Children’s books are the cornerstone of reading.  From a very young age, children are introduced to books that allow them to marvel at faraway lands and colorful characters through illustrations and powerful words.

To this very day, Alexander and the Terrible, Horrible, No Good, Very Bad Day, If You Give a Mouse a Cookie, and Animalia rank at the top of my book list right along with To Kill a Mockingbird and The Girl With the Dragon Tattoo.  Perhaps it’s the childhood memory of reading with my mother, or the fact that these books sparked my love of reading, and imagination that I still carry on.  Children’s books are more popular than ever, but they are now at the point of format transformation.

The eBook phenomenon has not been lost among children’s books, it is merely taken a back seat to the blockbuster thrillers and world wind romances that typically adorn bestseller lists.  But people are beginning to take notice.  As color eReaders and tablets rapidly enter the market, publishers began to see the picture book eReading experience a much more viable one.  After all, what would Eric Carle’s caterpillar be without its radiant colors, or how would we truly imagine Max’s adventure in Where the Wild Things Are?

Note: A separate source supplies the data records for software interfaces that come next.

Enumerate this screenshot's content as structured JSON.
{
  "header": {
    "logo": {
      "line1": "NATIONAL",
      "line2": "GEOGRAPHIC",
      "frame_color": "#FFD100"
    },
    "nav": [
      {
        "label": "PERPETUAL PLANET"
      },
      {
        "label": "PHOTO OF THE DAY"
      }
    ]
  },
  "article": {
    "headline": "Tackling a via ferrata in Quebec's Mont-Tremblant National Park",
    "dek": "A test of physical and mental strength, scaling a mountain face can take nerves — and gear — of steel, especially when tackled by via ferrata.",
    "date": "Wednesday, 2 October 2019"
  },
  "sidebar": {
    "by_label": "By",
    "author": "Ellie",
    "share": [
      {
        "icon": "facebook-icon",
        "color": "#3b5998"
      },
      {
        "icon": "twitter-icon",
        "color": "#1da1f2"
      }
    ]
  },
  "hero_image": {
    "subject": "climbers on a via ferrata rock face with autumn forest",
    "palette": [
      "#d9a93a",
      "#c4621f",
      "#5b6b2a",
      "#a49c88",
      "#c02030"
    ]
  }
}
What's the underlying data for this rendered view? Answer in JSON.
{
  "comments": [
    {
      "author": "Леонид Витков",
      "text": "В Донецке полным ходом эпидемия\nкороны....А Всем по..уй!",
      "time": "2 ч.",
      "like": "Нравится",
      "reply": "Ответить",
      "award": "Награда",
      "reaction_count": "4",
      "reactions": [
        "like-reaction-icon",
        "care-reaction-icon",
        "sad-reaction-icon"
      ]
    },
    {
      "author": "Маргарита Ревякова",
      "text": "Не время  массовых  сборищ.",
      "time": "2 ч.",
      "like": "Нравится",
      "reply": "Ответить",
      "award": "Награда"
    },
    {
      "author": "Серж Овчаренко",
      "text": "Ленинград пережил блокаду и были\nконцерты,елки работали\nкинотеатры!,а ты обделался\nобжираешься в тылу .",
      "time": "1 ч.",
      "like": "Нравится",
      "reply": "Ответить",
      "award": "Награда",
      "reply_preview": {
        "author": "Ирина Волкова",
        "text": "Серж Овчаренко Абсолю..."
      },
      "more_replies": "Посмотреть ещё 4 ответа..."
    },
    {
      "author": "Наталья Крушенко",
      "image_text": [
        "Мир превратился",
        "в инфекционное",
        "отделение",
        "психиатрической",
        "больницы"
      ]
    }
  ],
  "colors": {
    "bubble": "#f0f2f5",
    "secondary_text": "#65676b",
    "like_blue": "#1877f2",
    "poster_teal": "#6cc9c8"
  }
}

As GadgetWise points out, all it takes is a search through the Apple App Store to find children’s eBooks complete with animation and illustration.  While Alice in Wonderland and Dr. Seuss stories are available for purchase, users can also check out free children’s books from their local library. OverDrive’s catalog of children’s eBooks is rapidly expanding to include Disney Digital Books, The Berenstain Bears, Thomas the Tank Engine, P.D. Eastman classics, early readers, and many more.   Expect a seamless, colorful reading experience that is fun for not only children, but parents as well.

How do we know that these eBooks are growing in popularity?  Over the past 6 months, the circulation of Juvenile Fiction EPUB eBooks at OverDrive libraries has soared 474%, making it one of the fastest growing genre. While some might contribute this to the general boom in eBook circulation across all genres, statistics show otherwise.  Two of the most popular genres, Mystery and Romance, increased 329% and 297% respectively, much less than Juvenile Fiction.

There is no question that children’s eBooks are here to stay. What is uncertain is how parents and educators will embrace and implement this new technology into entertaining and educating the newest generation of kids.  In his blog post The Future of Children’s eBooks, GeekDad discusses the opportunities that children’s eBooks offer for interactive learning.  What is he looking for in these eBooks — allowing children to control the narrative, nurturing exploration, and supporting 21st century skills.  Time, innovation, and good old fashion imagination will take children’s eBooks to the next level.

My desk is adorned with badges, toys, books, pictures, and behind it all sits a copy of my very first favorite book, Cloudy With a Chance of Meatballs to remind me that off in some distant land, food can rain from the sky.

What children’s books are you patiently waiting to read in eBook?

Lindsey Levinsohn is a collection development specialist for OverDrive.

3 Responses to “Children’s books go digital”

  1. Sean

    I’m currently composing a response to an email question that I have received from one of our library patrons that wants to know how to find young children’s ebooks in our OverDrive collection so that whe can load them onto her iPad for her 18 month old.

    I’m suggesting some of the titles/series I know we have like the Thomas the Tank books and a few others, but I have come to realize that there doesn’t seem to be a way to actually search for these very young children’s books. The “Juvenile Fiction” subject features all kids books including older children and even some that I could consider teen/young adult. So, I don’t have a basic search strategy to offer the patron.

    Has OverDrive considered or are they planning to add “Reading Level” information to the titles and provide a search option for Reading Level? These would be breakdowns like “Baby-Preschool”, “Ages 4-8”, etc.

    Thanks, Sean

  2. Dave

    I too am unable to find many children’s books in my library’s digital catalog and would love to see these new categories.

    I can only assume that my library does not have any ebooks for younger kids.

    • David Burleigh

      Hi Dave – the subjects for children’s books include “Juvenile,” as in Juvenile Fiction/Nonfiction and “Young Adult” as in Young Adult Fiction/Nonfiction. Go to your library’s “Advanced Search” and search for those terms under “Subject.” If your library has children’s books, you should be able to find them there.